Toughest coaches our analysts faced, and for whom they'd like to play

John Beilein and Tom Izzo are popular among ESPN's college hoops analysts. Tony Ding/AP Photo

ESPN's coaches really know their stuff.

Seth Greenberg's 22-year coaching tenure features head-coaching stops at Long Beach State, South Florida and Virginia Tech. He posted a 383-293 record in that span. You'll remember him best from his time with the Hokies, from 2003-12, when he was a two-time ACC Coach of the Year.

Seth's podcast mate is Dan Dakich, the former Indiana team captain. Dakich became an assistant coach under Bob Knight from 1985 to 1997 before taking the head-coaching reins at Bowling Green. He served as the Hoosiers' interim head coach in 2008 as well.

And there's Fran Fraschilla, who coached for 23 years, including head-coaching stints at Manhattan, St. John's and New Mexico. Fraschilla led his teams to three NCAA appearances and five NIT trips. He also served as an assistant coach at Providence under current Volunteers coach Rick Barnes.

This trio can draw up out-of-bounds plays, speak with authority on life in the ACC, Big East and Big Ten, and explain a coach's innermost thoughts. But tell us something we may not know!

Which opposing coach was the biggest challenge to face?

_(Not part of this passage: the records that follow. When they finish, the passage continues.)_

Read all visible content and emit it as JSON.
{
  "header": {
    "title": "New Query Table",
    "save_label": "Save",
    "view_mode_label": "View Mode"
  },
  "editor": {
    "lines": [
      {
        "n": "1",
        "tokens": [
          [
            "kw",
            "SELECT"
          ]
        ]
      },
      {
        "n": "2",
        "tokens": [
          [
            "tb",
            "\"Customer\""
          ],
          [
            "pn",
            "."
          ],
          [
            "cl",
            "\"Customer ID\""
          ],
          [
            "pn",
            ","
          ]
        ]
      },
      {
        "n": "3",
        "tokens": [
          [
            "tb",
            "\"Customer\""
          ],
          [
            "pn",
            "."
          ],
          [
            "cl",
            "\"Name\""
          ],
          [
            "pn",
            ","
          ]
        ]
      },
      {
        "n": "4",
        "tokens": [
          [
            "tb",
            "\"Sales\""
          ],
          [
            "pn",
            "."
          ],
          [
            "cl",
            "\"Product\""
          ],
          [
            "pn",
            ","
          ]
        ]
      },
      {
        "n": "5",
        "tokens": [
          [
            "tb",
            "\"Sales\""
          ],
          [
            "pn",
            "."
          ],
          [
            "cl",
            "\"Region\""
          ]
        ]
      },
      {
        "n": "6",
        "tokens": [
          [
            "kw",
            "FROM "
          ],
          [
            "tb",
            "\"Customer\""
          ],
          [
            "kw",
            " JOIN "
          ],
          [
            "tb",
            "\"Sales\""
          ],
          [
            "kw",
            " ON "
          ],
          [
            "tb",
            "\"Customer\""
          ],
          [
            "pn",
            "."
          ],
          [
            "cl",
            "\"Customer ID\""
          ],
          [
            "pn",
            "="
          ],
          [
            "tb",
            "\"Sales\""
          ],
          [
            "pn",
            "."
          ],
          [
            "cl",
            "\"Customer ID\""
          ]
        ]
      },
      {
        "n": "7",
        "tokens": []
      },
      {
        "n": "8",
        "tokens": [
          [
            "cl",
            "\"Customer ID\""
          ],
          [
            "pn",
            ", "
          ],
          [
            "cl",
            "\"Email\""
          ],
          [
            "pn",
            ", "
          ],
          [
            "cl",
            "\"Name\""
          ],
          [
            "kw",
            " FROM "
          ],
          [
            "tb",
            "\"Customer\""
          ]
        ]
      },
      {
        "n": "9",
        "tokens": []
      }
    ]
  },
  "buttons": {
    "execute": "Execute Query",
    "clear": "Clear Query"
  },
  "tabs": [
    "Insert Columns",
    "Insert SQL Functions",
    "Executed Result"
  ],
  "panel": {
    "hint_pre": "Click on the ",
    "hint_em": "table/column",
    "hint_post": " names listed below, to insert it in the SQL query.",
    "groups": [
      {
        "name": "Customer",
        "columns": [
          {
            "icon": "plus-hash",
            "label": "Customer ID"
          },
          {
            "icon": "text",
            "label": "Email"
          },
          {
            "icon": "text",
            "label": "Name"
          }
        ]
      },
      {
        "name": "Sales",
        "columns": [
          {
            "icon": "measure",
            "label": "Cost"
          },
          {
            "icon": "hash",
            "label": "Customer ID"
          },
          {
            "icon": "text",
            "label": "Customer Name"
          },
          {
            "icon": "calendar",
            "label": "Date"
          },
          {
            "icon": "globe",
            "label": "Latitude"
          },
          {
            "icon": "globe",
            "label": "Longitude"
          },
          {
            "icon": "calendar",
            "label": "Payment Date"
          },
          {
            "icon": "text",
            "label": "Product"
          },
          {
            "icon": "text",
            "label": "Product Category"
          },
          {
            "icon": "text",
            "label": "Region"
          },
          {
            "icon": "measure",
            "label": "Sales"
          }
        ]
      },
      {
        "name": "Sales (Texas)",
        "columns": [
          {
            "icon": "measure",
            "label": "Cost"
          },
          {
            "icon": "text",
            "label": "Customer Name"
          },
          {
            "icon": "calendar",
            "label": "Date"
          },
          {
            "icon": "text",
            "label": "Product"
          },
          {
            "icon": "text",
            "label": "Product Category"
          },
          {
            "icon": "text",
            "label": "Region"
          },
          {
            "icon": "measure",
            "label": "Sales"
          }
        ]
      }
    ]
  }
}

Seth Greenberg: "Jerry Tarkanian. My first year at Long Beach State, we played him. He'd never lost at Long Beach Arena. We had a decent team and came up with a great idea to have our college president, Curtis McCray, sit on the bench with us, because it was a big deal that Tark was coming back here, playing a first-year head coach. Game starts -- this was Larry Johnson, Greg Anthony, Stacey Augmon ... they kicked the living crap out of us. The first half ends, we're down 20 or so; we go to the locker room, and when we came back out, McCray wasn't sitting with us anymore. He wasn't gonna watch the demolition."

Dan Dakich: "Here's a guy who is a good coach who isn't that well-known: Steve Hawkins, Western Michigan. We used to beat Western Michigan while I was at Bowling Green, but we could never beat Steve. He can get guys to play really, really hard. He demanded that the ball go inside. He didn't always have to have the biggest, strongest guys. They ran the floor hard and posted up really, really tough. Not a lot of guys do that, particular today. Makes it unique a little bit."

Fran Fraschilla: "One of my greatest memories was going toe-to-toe with an unknown Division II coach getting his first opportunity at Division I at Canisius. His name was John Beilein. When I watch him today, I have flashbacks to four years of battles between the Griffins and my Manhattan Jaspers. I was fortunate to have a very good team that took pride in its defense, but playing against Beilein's offense, even at that time, was like trying to solve a Rubik's Cube. The same headaches and challenges he presents now, I lived with and at times had nightmares about 25 years ago."

Which current coach would you have loved to play for?

Seth Greenberg: "It's between Tom Izzo and John Calipari, but probably Izzo, because of what he does with four-year guys, and the way they do it. Attention to detail, intensity in his teaching. Relationship-building. Ten, 15 years ago, you just coached hard. Nowadays, you coach hard, but relationship-building matters much more. He does that."

Dan Dakich: "Really would've liked to play for Tom Izzo, because he's kind of no-B.S. I don't wanna be friends, don't want to hear about anything other than basketball. Just push me. Be fair. So if I played football, I'd probably like Nick Saban."

Fran Fraschilla: "Jay Wright. The perfect mix of tough and demanding but fun. He hasn't changed a single bit since I remember him as a young assistant at Villanova 30 years ago -- maybe his wardrobe has been upgraded. It's fun to see him coach his team and give them the freedom to have success on both ends of the floor without his players worrying about making a mistake and being yanked out of the game."

For more from ESPN's stable of college hoops coaches, tune in weekly for the Courtside with Greenberg and Dakich podcast.